President of trade association HEVAC, Graham Wright, comments on an article on the ACR Journal magazine and website which highlights the advantages of a new Hybrid-VRF system.
I read the article on page 20 [ACR Journal Dec/Jan 2016] issue of the with interest and was somewhat concerned about the statement that highlighted BS EN 378 paragraph.
The text is not only incorrect, it is completely misleading in the following aspects:
EN378 deals with refrigeration safety and installation practices and is used by consultants and installers as good practice, it's worth noting that compliance is not mandatory. The text suggest that building owners will have to keep up to date with the standard and that this will be complex and difficult to do.
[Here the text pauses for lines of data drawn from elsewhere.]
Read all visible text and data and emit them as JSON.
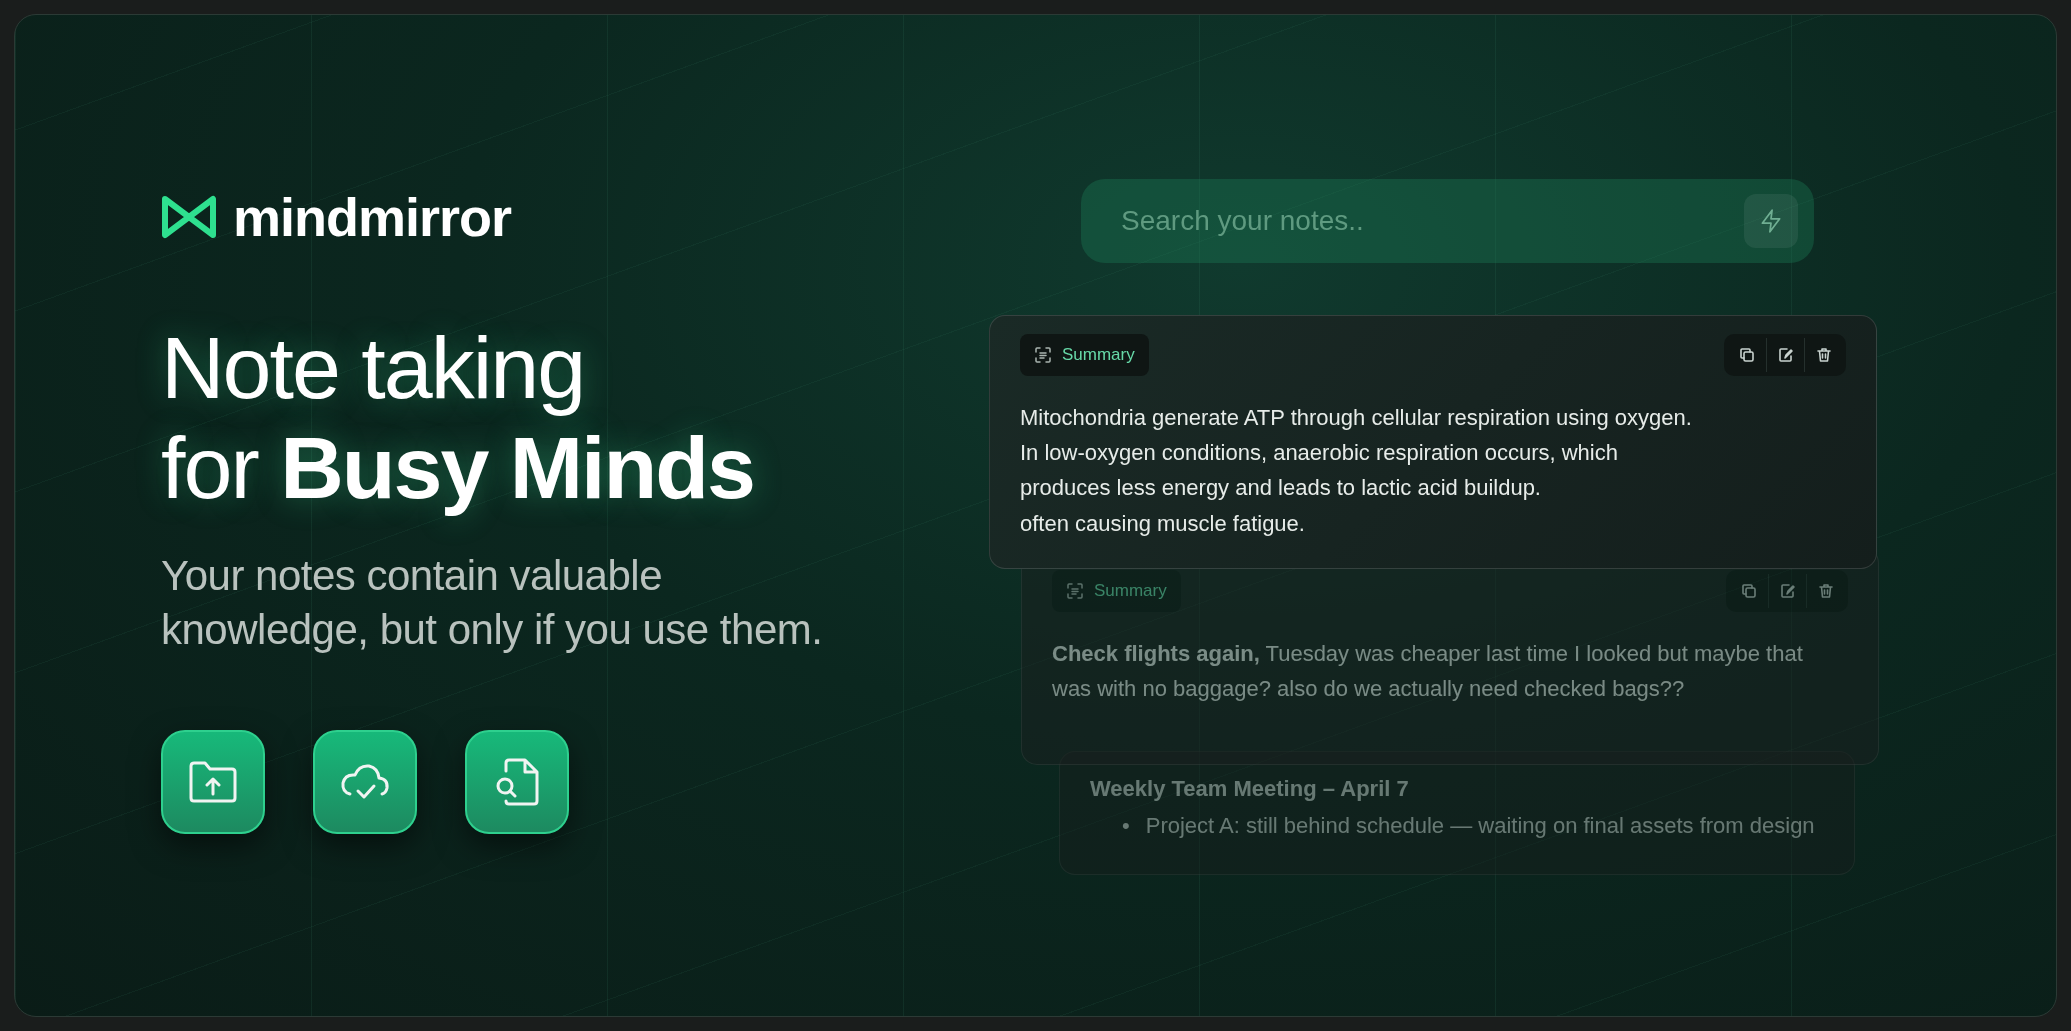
{
  "brand": {
    "name": "mindmirror"
  },
  "headline": [
    "Note taking",
    "for **Busy Minds**"
  ],
  "subtitle": [
    "Your notes contain valuable",
    "knowledge, but only if you use them."
  ],
  "actions": [
    {
      "kind": "upload"
    },
    {
      "kind": "cloud"
    },
    {
      "kind": "file-search"
    }
  ],
  "search": {
    "placeholder": "Search your notes.."
  },
  "notes": [
    {
      "kind": "summary",
      "tag": "Summary",
      "lines": [
        "Mitochondria generate ATP through cellular respiration using oxygen.",
        "In low-oxygen conditions, anaerobic respiration occurs, which",
        "produces less energy and leads to lactic acid buildup.",
        "often causing muscle fatigue."
      ]
    },
    {
      "kind": "summary",
      "tag": "Summary",
      "lines": [
        "**Check flights again,** Tuesday was cheaper last time I looked but maybe that was with no baggage? also do we actually need checked bags??"
      ]
    },
    {
      "kind": "meeting",
      "title": "Weekly Team Meeting – April 7",
      "bullets": [
        {
          "marker": "•",
          "text": "Project A: still behind schedule — waiting on final assets from design"
        }
      ]
    }
  ]
}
Moreover once an installation has been completed it is evaluated at the time of commissioning so there are no retrospective changes to the standard that can be considered unless extensive remedial work is done the system e.g. changing out door units or a change of occupancy criteria (office to hotel).
Lastly, the technology being discussed in the article delivers refrigerant into a multi box which is located in the building space. Should this box or pipe work run through occupied areas an EN378 evaluation should be carried out and the appropriate measures taken to protect occupants in the adjoining spaces. The same as it would for a VRV/F system so there is no benefit to end users in this particular aspect.
Here is some alternative text that could be considered below:
'EN378 has specific guidance on all systems that distribute refrigerant through a building and this hybrid system helps reduce cost by removing the necessity of providing leak detection systems in the condition space, where the system charge exceeds the maximum allowed in the space in the case of R410a this is 0.440 kg m3.'